Stars: Bryan Cranston, Aaron Paul, Dean Norris, Anna Gunn, Betsy Brandt, Jonathan Banks, Bob Odenkirk, RJ Mitte, Jesse Plemons, Laura Fraser
Since Breaking Bad's fifth and final season won't completely end until next summer, it's a bit unfair to evaluate half of creator Vince Gilligan's swan song against others shows' full seasons.
Then again, eight episodes' worth of seeing Walter White's (Bryan Cranston, giving more Emmy-worthy performances) makeshift drug empire steadily crumble is better than most programs' entire 13-episode seasons. From the opening episode's wonderfully out-there magnet heist to the midseason finale's game-changing Hank (Dean Norris) development, Breaking Bad did a fine job of amplifying the dread.
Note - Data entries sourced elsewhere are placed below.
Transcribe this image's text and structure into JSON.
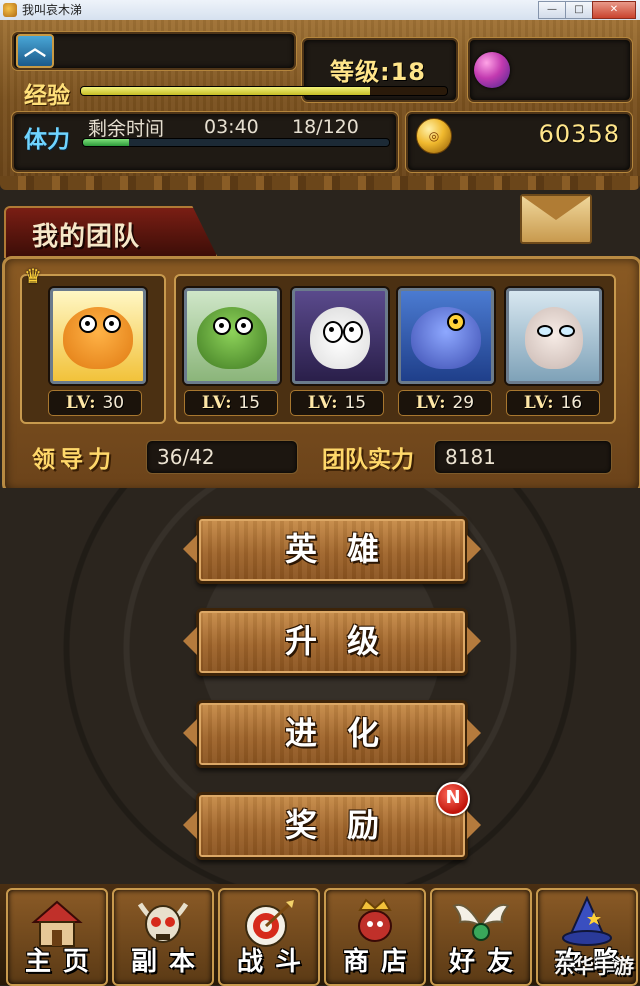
{
  "window": {
    "title": "我叫哀木涕"
  },
  "status": {
    "level_label": "等级:",
    "level": "18",
    "exp_label": "经验",
    "exp_fraction": 0.79,
    "stamina_label": "体力",
    "stamina_timer_label": "剩余时间",
    "stamina_timer": "03:40",
    "stamina_count": "18/120",
    "stamina_fraction": 0.15,
    "gold": "60358"
  },
  "team": {
    "title": "我的团队",
    "leader": {
      "level_prefix": "LV:",
      "level": "30",
      "portrait": "orange-dog-hero"
    },
    "members": [
      {
        "level_prefix": "LV:",
        "level": "15",
        "portrait": "green-orc-hero"
      },
      {
        "level_prefix": "LV:",
        "level": "15",
        "portrait": "skull-boy-hero"
      },
      {
        "level_prefix": "LV:",
        "level": "29",
        "portrait": "blue-murloc-hero"
      },
      {
        "level_prefix": "LV:",
        "level": "16",
        "portrait": "silver-hair-elf-hero"
      }
    ],
    "leadership_label": "领导力",
    "leadership_value": "36/42",
    "team_power_label": "团队实力",
    "team_power_value": "8181"
  },
  "menu": {
    "heroes": "英雄",
    "upgrade": "升级",
    "evolve": "进化",
    "rewards": "奖励",
    "new_badge": "N"
  },
  "nav": [
    {
      "label": "主页",
      "icon": "house-icon"
    },
    {
      "label": "副本",
      "icon": "skull-icon"
    },
    {
      "label": "战斗",
      "icon": "target-arrow-icon"
    },
    {
      "label": "商店",
      "icon": "merchant-icon"
    },
    {
      "label": "好友",
      "icon": "wings-icon"
    },
    {
      "label": "攻略",
      "icon": "wizard-hat-icon"
    }
  ],
  "watermark": "东华手游",
  "colors": {
    "gold_text": "#ffe58a",
    "stamina_blue": "#6fd4ff",
    "exp_yellow": "#ffe07a",
    "panel_brown": "#7b521f"
  }
}
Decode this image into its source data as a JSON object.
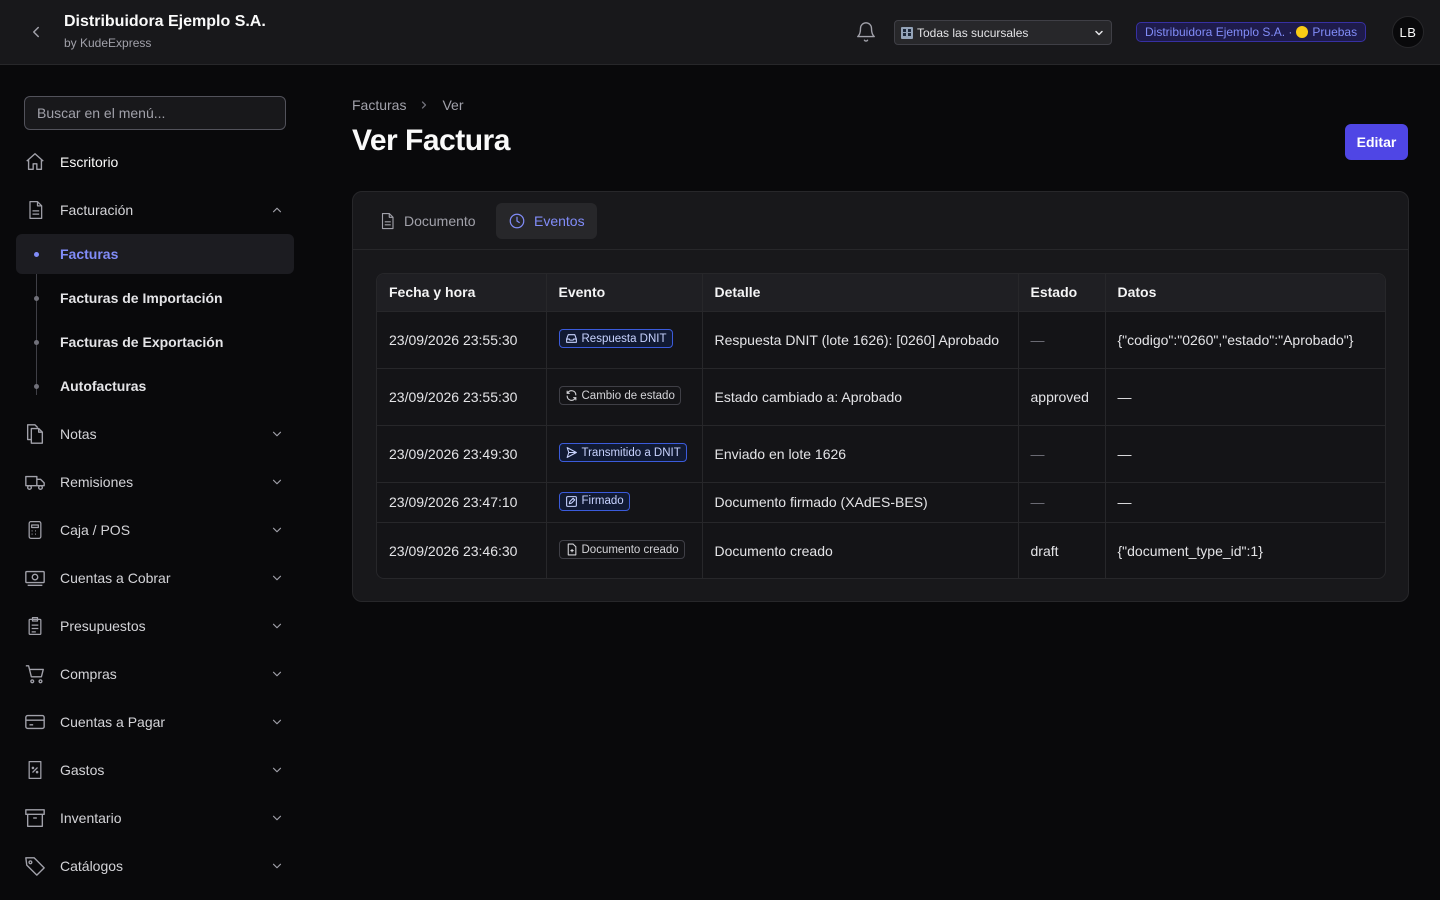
{
  "header": {
    "title": "Distribuidora Ejemplo S.A.",
    "subtitle": "by KudeExpress",
    "branch_selected": "Todas las sucursales",
    "company_badge_name": "Distribuidora Ejemplo S.A. ·",
    "company_badge_env": "Pruebas",
    "avatar_initials": "LB"
  },
  "sidebar": {
    "search_placeholder": "Buscar en el menú...",
    "items": [
      {
        "label": "Escritorio",
        "icon": "home-icon"
      },
      {
        "label": "Facturación",
        "icon": "document-icon",
        "expanded": true
      },
      {
        "label": "Notas",
        "icon": "files-icon"
      },
      {
        "label": "Remisiones",
        "icon": "truck-icon"
      },
      {
        "label": "Caja / POS",
        "icon": "calculator-icon"
      },
      {
        "label": "Cuentas a Cobrar",
        "icon": "cash-icon"
      },
      {
        "label": "Presupuestos",
        "icon": "clipboard-icon"
      },
      {
        "label": "Compras",
        "icon": "cart-icon"
      },
      {
        "label": "Cuentas a Pagar",
        "icon": "credit-card-icon"
      },
      {
        "label": "Gastos",
        "icon": "receipt-percent-icon"
      },
      {
        "label": "Inventario",
        "icon": "archive-icon"
      },
      {
        "label": "Catálogos",
        "icon": "tag-icon"
      }
    ],
    "subitems": [
      {
        "label": "Facturas",
        "active": true
      },
      {
        "label": "Facturas de Importación"
      },
      {
        "label": "Facturas de Exportación"
      },
      {
        "label": "Autofacturas"
      }
    ]
  },
  "breadcrumb": [
    "Facturas",
    "Ver"
  ],
  "page_title": "Ver Factura",
  "edit_label": "Editar",
  "tabs": [
    {
      "label": "Documento",
      "icon": "document-icon"
    },
    {
      "label": "Eventos",
      "icon": "clock-icon",
      "active": true
    }
  ],
  "events_table": {
    "headers": [
      "Fecha y hora",
      "Evento",
      "Detalle",
      "Estado",
      "Datos"
    ],
    "rows": [
      {
        "fecha": "23/09/2026 23:55:30",
        "evento": "Respuesta DNIT",
        "evento_icon": "inbox-icon",
        "detalle": "Respuesta DNIT (lote 1626): [0260] Aprobado",
        "estado": "—",
        "datos": "{\"codigo\":\"0260\",\"estado\":\"Aprobado\"}"
      },
      {
        "fecha": "23/09/2026 23:55:30",
        "evento": "Cambio de estado",
        "evento_icon": "refresh-icon",
        "detalle": "Estado cambiado a: Aprobado",
        "estado": "approved",
        "datos": "—"
      },
      {
        "fecha": "23/09/2026 23:49:30",
        "evento": "Transmitido a DNIT",
        "evento_icon": "send-icon",
        "detalle": "Enviado en lote 1626",
        "estado": "—",
        "datos": "—"
      },
      {
        "fecha": "23/09/2026 23:47:10",
        "evento": "Firmado",
        "evento_icon": "pen-icon",
        "detalle": "Documento firmado (XAdES-BES)",
        "estado": "—",
        "datos": "—"
      },
      {
        "fecha": "23/09/2026 23:46:30",
        "evento": "Documento creado",
        "evento_icon": "document-plus-icon",
        "detalle": "Documento creado",
        "estado": "draft",
        "datos": "{\"document_type_id\":1}"
      }
    ]
  },
  "colors": {
    "accent": "#4f46e5",
    "accent_text": "#818cf8",
    "background": "#09090b",
    "surface": "#18181b",
    "border": "#27272a"
  }
}
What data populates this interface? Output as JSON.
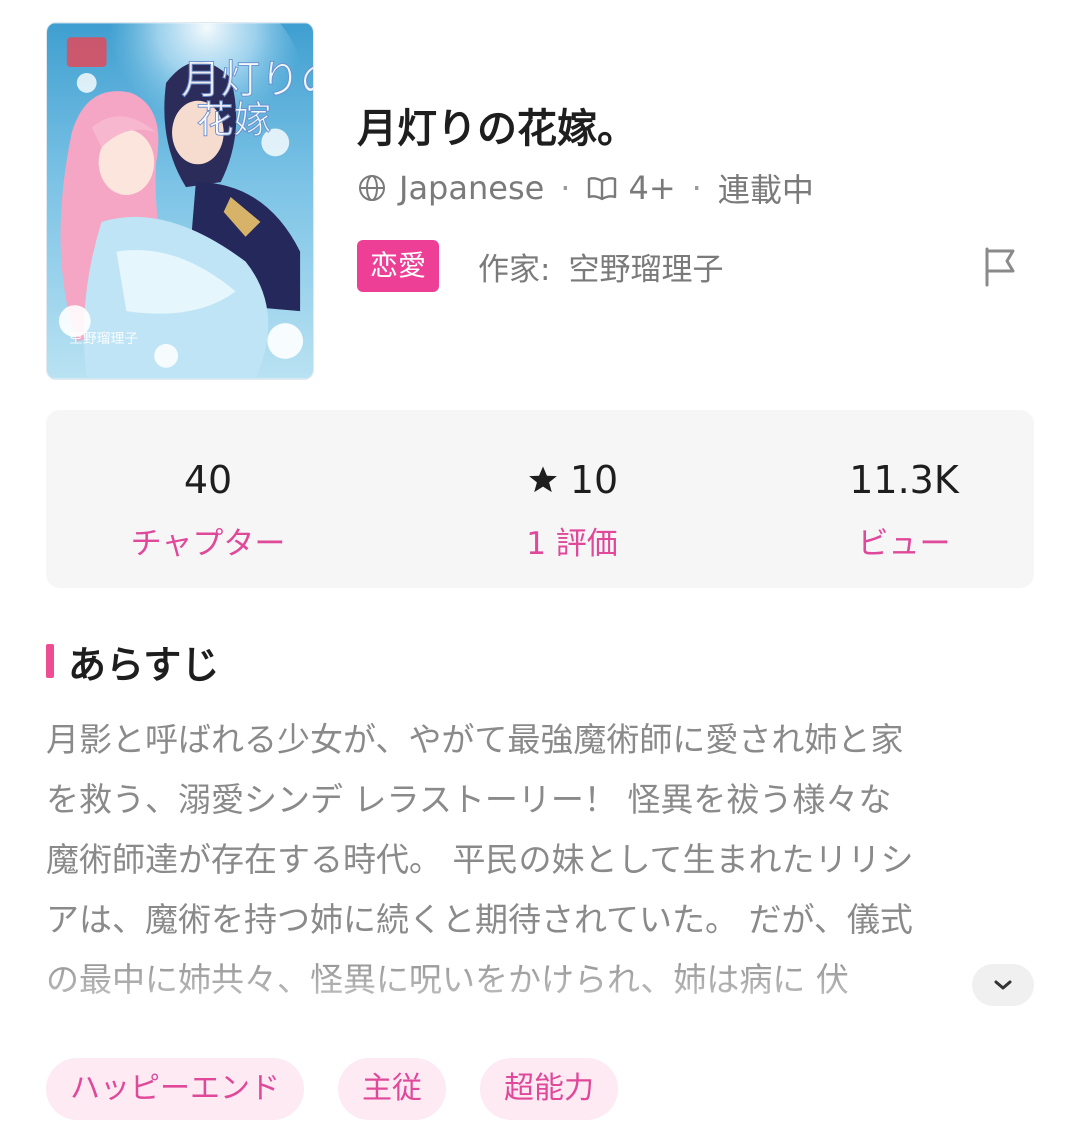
{
  "book": {
    "title": "月灯りの花嫁。",
    "language": "Japanese",
    "age_rating": "4+",
    "status": "連載中",
    "genre": "恋愛",
    "author_label": "作家:",
    "author_name": "空野瑠理子",
    "cover_icon": "manga-cover-illustration"
  },
  "stats": {
    "chapters": {
      "value": "40",
      "label": "チャプター"
    },
    "rating": {
      "value": "10",
      "label": "1 評価",
      "icon": "star-icon"
    },
    "views": {
      "value": "11.3K",
      "label": "ビュー"
    }
  },
  "synopsis": {
    "heading": "あらすじ",
    "lines": [
      "月影と呼ばれる少女が、やがて最強魔術師に愛され姉と家",
      "を救う、溺愛シンデ レラストーリー！ 怪異を祓う様々な",
      "魔術師達が存在する時代。 平民の妹として生まれたリリシ",
      "アは、魔術を持つ姉に続くと期待されていた。 だが、儀式",
      "の最中に姉共々、怪異に呪いをかけられ、姉は病に 伏"
    ],
    "expand_icon": "chevron-down-icon"
  },
  "tags": [
    "ハッピーエンド",
    "主従",
    "超能力"
  ],
  "colors": {
    "accent": "#ee3f96",
    "accent_text": "#e0489a",
    "tag_bg": "#fdeaf3",
    "stats_bg": "#f6f6f7"
  }
}
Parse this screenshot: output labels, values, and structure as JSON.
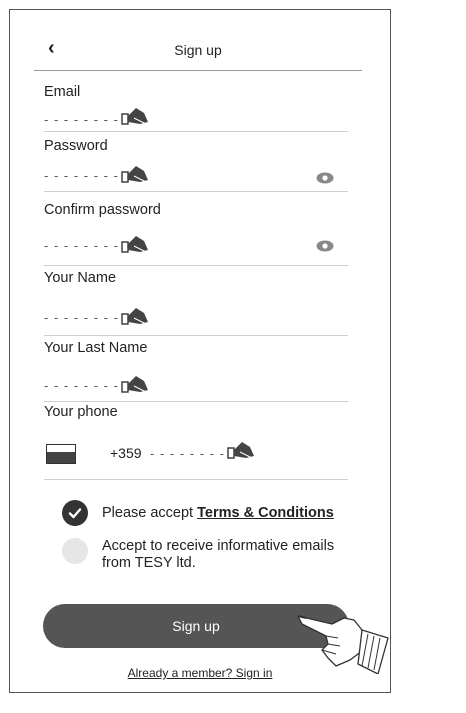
{
  "header": {
    "title": "Sign up",
    "back_icon": "chevron-left-icon"
  },
  "fields": {
    "email": {
      "label": "Email",
      "placeholder": "- - - - - - - -"
    },
    "password": {
      "label": "Password",
      "placeholder": "- - - - - - - -"
    },
    "confirm_password": {
      "label": "Confirm password",
      "placeholder": "- - - - - - - -"
    },
    "first_name": {
      "label": "Your Name",
      "placeholder": "- - - - - - - -"
    },
    "last_name": {
      "label": "Your Last Name",
      "placeholder": "- - - - - - - -"
    },
    "phone": {
      "label": "Your phone",
      "prefix": "+359",
      "placeholder": "- - - - - - - -"
    }
  },
  "consent": {
    "terms_prefix": "Please accept ",
    "terms_link": "Terms & Conditions",
    "terms_checked": true,
    "emails_line1": "Accept to receive informative emails",
    "emails_line2": "from TESY ltd.",
    "emails_checked": false
  },
  "actions": {
    "signup_label": "Sign up",
    "signin_link": "Already a member? Sign in"
  },
  "colors": {
    "button": "#555555",
    "check_on": "#333333",
    "check_off": "#e6e6e6"
  }
}
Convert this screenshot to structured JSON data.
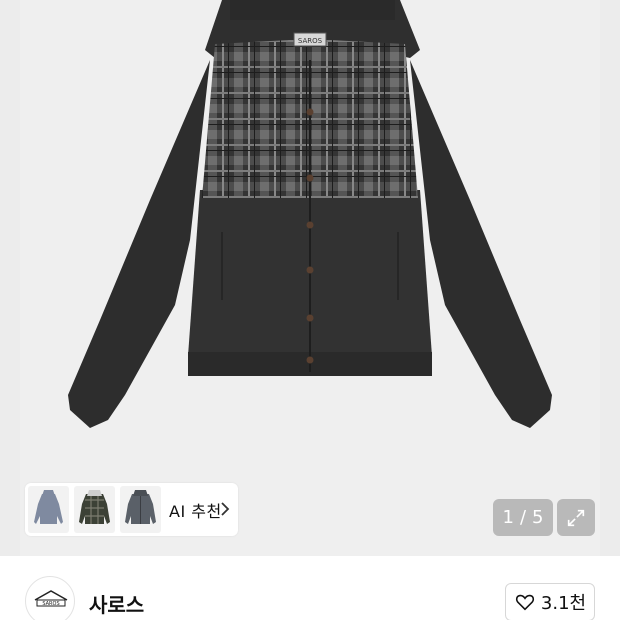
{
  "gallery": {
    "pager_current": "1",
    "pager_separator": "/",
    "pager_total": "5",
    "icon_expand": "expand-icon"
  },
  "ai_recommend": {
    "label": "AI 추천",
    "thumbnails": [
      "grey-hooded-jacket",
      "plaid-hooded-shirt",
      "grey-hooded-work-jacket"
    ],
    "icon_chevron": "chevron-right-icon"
  },
  "store": {
    "name": "사로스",
    "logo_text": "SAROS",
    "like_count": "3.1천",
    "icon_like": "heart-icon"
  },
  "colors": {
    "background": "#ececec",
    "jacket": "#2f2f2f",
    "plaid": "#5a5a5a"
  }
}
Giving grizzled, scene-stealing co-star Jonathan Banks more screen-time was a masters' stroke executed by both Banks and Gilligan's creative team, and adding newcomer Jesse Plemons cleverly drove a seemingly unfixable wedge between Walt and Jesse (Aaron Paul). Not to mention, Plemons delivered one of Breaking Bad's most shocking, emotionally paralyzing moments—involving a handgun and a doomed little kid—at the end of the season's best hour, "Dead Freight."